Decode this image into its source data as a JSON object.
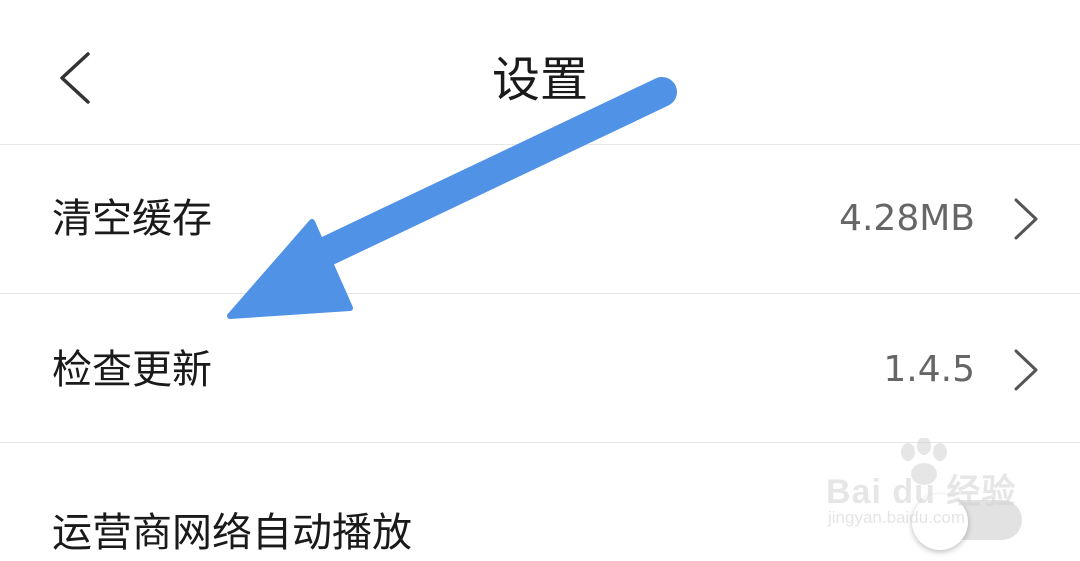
{
  "header": {
    "title": "设置",
    "back_icon": "chevron-left-icon"
  },
  "settings": [
    {
      "label": "清空缓存",
      "value": "4.28MB",
      "icon": "chevron-right-icon"
    },
    {
      "label": "检查更新",
      "value": "1.4.5",
      "icon": "chevron-right-icon"
    },
    {
      "label": "运营商网络自动播放",
      "toggle_on": false
    }
  ],
  "annotation": {
    "arrow_color": "#4f92e6"
  },
  "watermark": {
    "main": "Bai du 经验",
    "sub": "jingyan.baidu.com"
  },
  "colors": {
    "text_primary": "#1a1a1a",
    "text_secondary": "#666666",
    "divider": "#e6e6e6",
    "toggle_off": "#e2e2e2"
  }
}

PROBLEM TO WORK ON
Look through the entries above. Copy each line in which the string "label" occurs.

SOLUTION BELOW
      "label": "清空缓存",
      "label": "检查更新",
      "label": "运营商网络自动播放",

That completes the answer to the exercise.